                      1. Hi, have Surinamese decent and live in Amsterdam. The reason why we wash chicken or any other meat in vinegar is to get the germs killed in the first place. Second, to get rid of that "animal smell". Chicken can have a distasteful animal smell or taste to it even when it is cooked, especially a whole chicken. Same goes for pork, I like porkchops when it doesnt have that nasty animal taste or smell. Once you have washed your chicken in a vinegar bath with some water, and see what dirt is left behind, you will probably never want to have "unwashed" chicken again.

                        1. I have seen this recommended in South Asian home cooking, too. The vinegar or lime/lemon juice kills the bad smells and cleans the meat. Some people prefer lime/lemon only and say that vinegar toughens the meat. Interesting info in this thread. I have picked up the habit and use vinegar on fish and sometimes if I buy and freeze chicken I prepare it with turmeric (also purported to kill smell and germs), red chile powder, and lime juice and then store it in the freezer. There are huge numbers of South Asians in the Caribbean, so I wonder if this is S. Asian influence. The South Asian presence in the Caribbean deeply influenced West Indian cuisine, too, so why not food prep?

                          1. I'm glad I saw this thread. I had posted on a different one that I'd been doing this forever (lemon juice or vinegar) but I couldn't remember where I picked it up from, didn't know if anyone else did it either. I'd forgotten about a cooking lesson I had with my grandmother before passing and I'd also learned how to clean squid, I was about 12. She was Italian and I too do this with poultry, fish, lamb, veal and pork. I always felt that at the very least it gets the slime off from the meat. I don't know if it's cultural, but not everyone does this.

                            1 Reply
                            1. re: lilgi

                              This week I do see why Jamaicans might wash their chicken in vinegar. I did not buy GOOD chicken but went to the little meat shop that sells unbranded. Yes, the chicken DID smell bad and I washed it in vinegar. However with the cheap chicken it still smells during the cooking so the washing didn't help a lot. I'll just make sure from now on I buy a better grade of meat and then the washing in vinegar is not needed. Actually I threw away almost 5 pounds of chicken because of the quality.
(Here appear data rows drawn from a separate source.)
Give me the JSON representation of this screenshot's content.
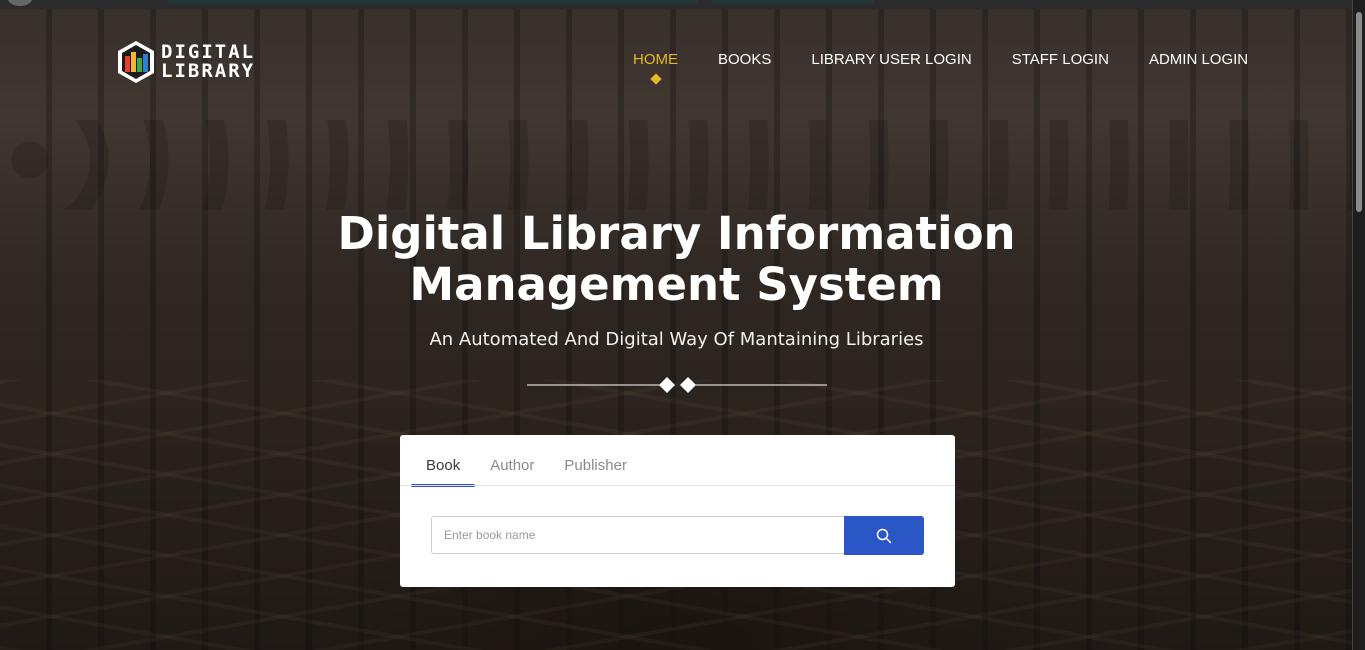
{
  "logo": {
    "line1": "DIGITAL",
    "line2": "LIBRARY"
  },
  "nav": {
    "items": [
      {
        "label": "HOME",
        "active": true
      },
      {
        "label": "BOOKS",
        "active": false
      },
      {
        "label": "LIBRARY USER LOGIN",
        "active": false
      },
      {
        "label": "STAFF LOGIN",
        "active": false
      },
      {
        "label": "ADMIN LOGIN",
        "active": false
      }
    ]
  },
  "hero": {
    "title_line1": "Digital Library Information",
    "title_line2": "Management System",
    "subtitle": "An Automated And Digital Way Of Mantaining Libraries"
  },
  "search": {
    "tabs": [
      {
        "label": "Book",
        "active": true
      },
      {
        "label": "Author",
        "active": false
      },
      {
        "label": "Publisher",
        "active": false
      }
    ],
    "placeholder": "Enter book name",
    "value": "",
    "button_icon": "search-icon"
  },
  "colors": {
    "accent": "#e8b82c",
    "primary": "#2b56c6",
    "text_light": "#ffffff"
  }
}
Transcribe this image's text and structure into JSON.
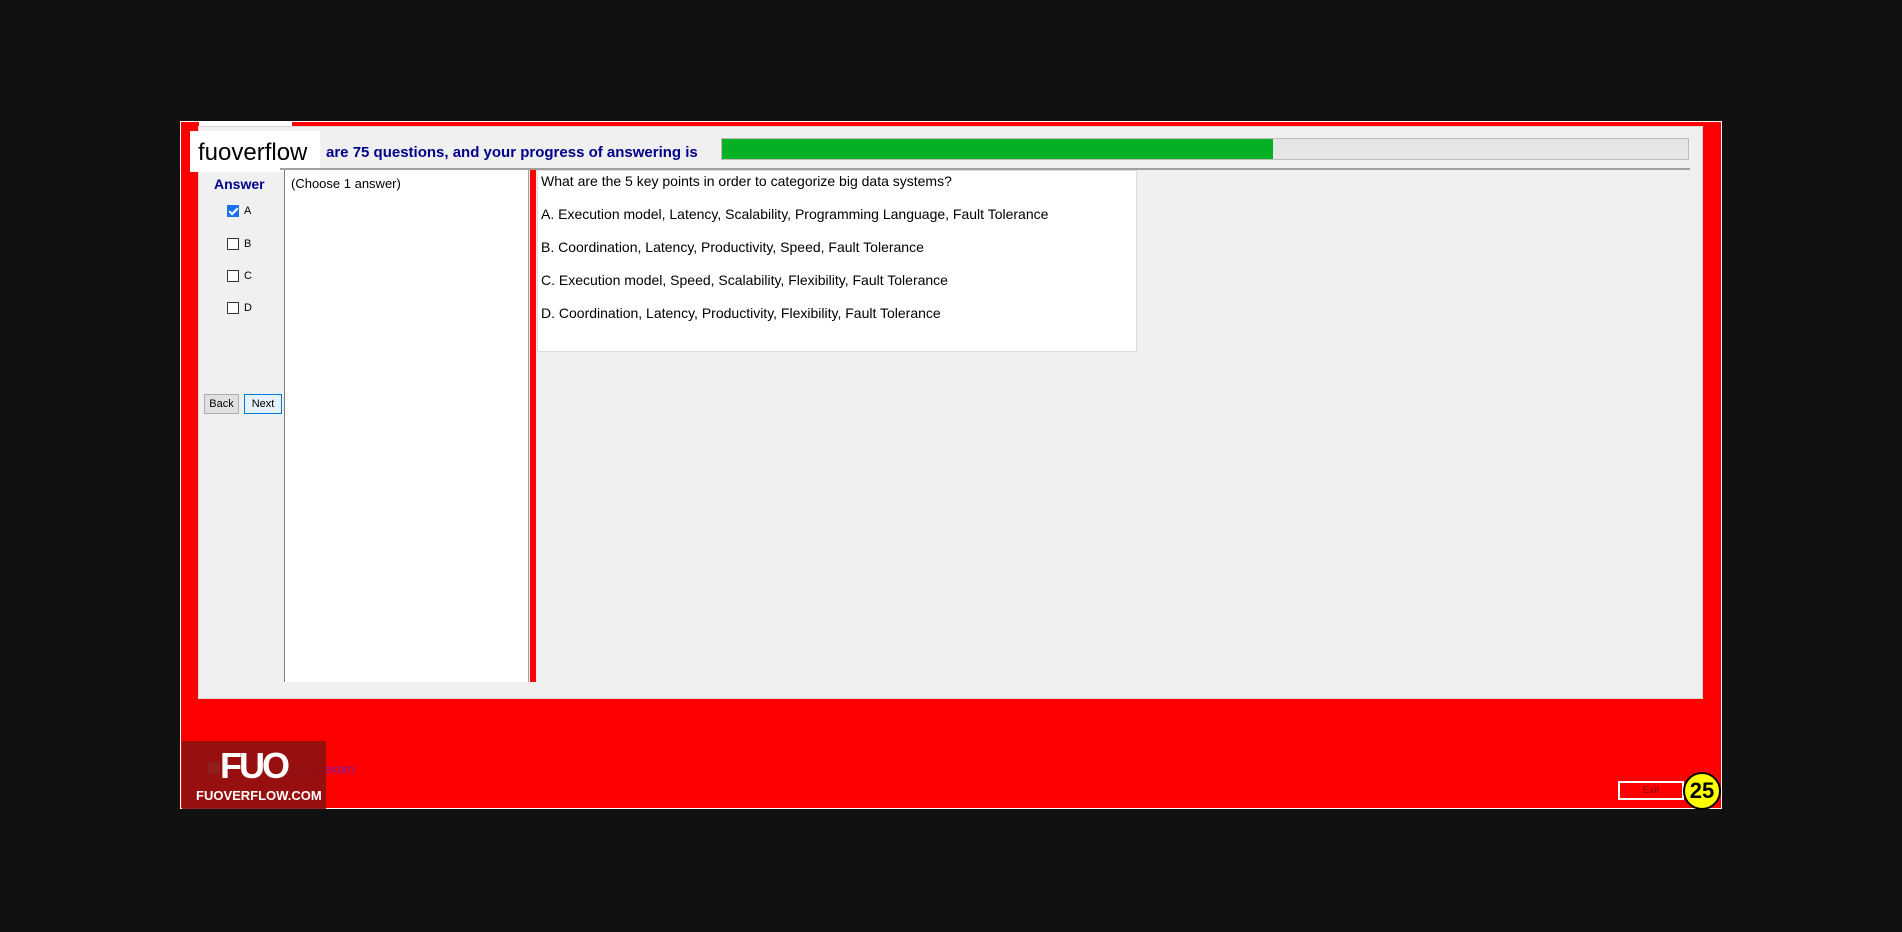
{
  "header": {
    "brand": "fuoverflow",
    "progress_text": "are 75 questions, and your progress of answering is",
    "progress_fraction": 0.57,
    "progress_color": "#06b025"
  },
  "answer_panel": {
    "title": "Answer",
    "options": [
      {
        "label": "A",
        "checked": true
      },
      {
        "label": "B",
        "checked": false
      },
      {
        "label": "C",
        "checked": false
      },
      {
        "label": "D",
        "checked": false
      }
    ],
    "back_label": "Back",
    "next_label": "Next"
  },
  "instruction": "(Choose 1 answer)",
  "question": {
    "text": "What are the 5 key points in order to categorize big data systems?",
    "options": [
      "A.  Execution model, Latency, Scalability, Programming Language, Fault Tolerance",
      "B.  Coordination, Latency, Productivity, Speed, Fault Tolerance",
      "C.  Execution model, Speed, Scalability, Flexibility, Fault Tolerance",
      "D.  Coordination, Latency, Productivity, Flexibility, Fault Tolerance"
    ]
  },
  "footer": {
    "logo_mark": "FUO",
    "logo_site": "FUOVERFLOW.COM",
    "finish_text": "ish the exam",
    "exit_label": "Exit",
    "timer": "25"
  },
  "colors": {
    "window_bg": "#ff0000",
    "accent_text": "#00008b"
  }
}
                            2. I dated a Filipina when I was in the Navy. She diced up raw chicken, onions, garlic, fresh jalepeno peppers added a little bit of fresh shaved ginger and about a quarter cup of white vinegar. She set it in the fridge and pulled it out the next day for dinner. I asked about cooking it and she said the jalepeno juice and vinegar cooked it. The onion and garlic protected it from bacteria while the juices cooked it. The reason italians like garlic and onion so much is the anti-bacterial effect. In roman times they would rub there meat down with a garlic/onion paste and then salt them. It would hold meat for 2 days in the summer and up to a week in the winter.

                              1. Mama always taught me that if the chicken was any less than perfectly fresh, a good wash with white vinegar would kill the smell and make it cookable... but it's better get it in the freezer asap after it's bought so you don't have to worry about it!

                                1. Growing up in a Caribbean household ..taught me how to clean raw chicken with lemon or lime with salt..

                                  1 Reply
                                  1. re: salsatraigoyo

                                    All "rank odors" on any protein are caused by a gas that begins to form on the surface of the meat the minute the animal dies.
                                    The gas is nature's way of calling all local insects to 'COME AND GET IT!'
                                    The insects lay their eggs the eggs hatch and the baby insects use the now rotting flesh as their dinner service. Kool eh?
                                    Any acid will wash away the formed gas laying on the surface. For us humans that means we aren't then smelling the beginning of the rotting process.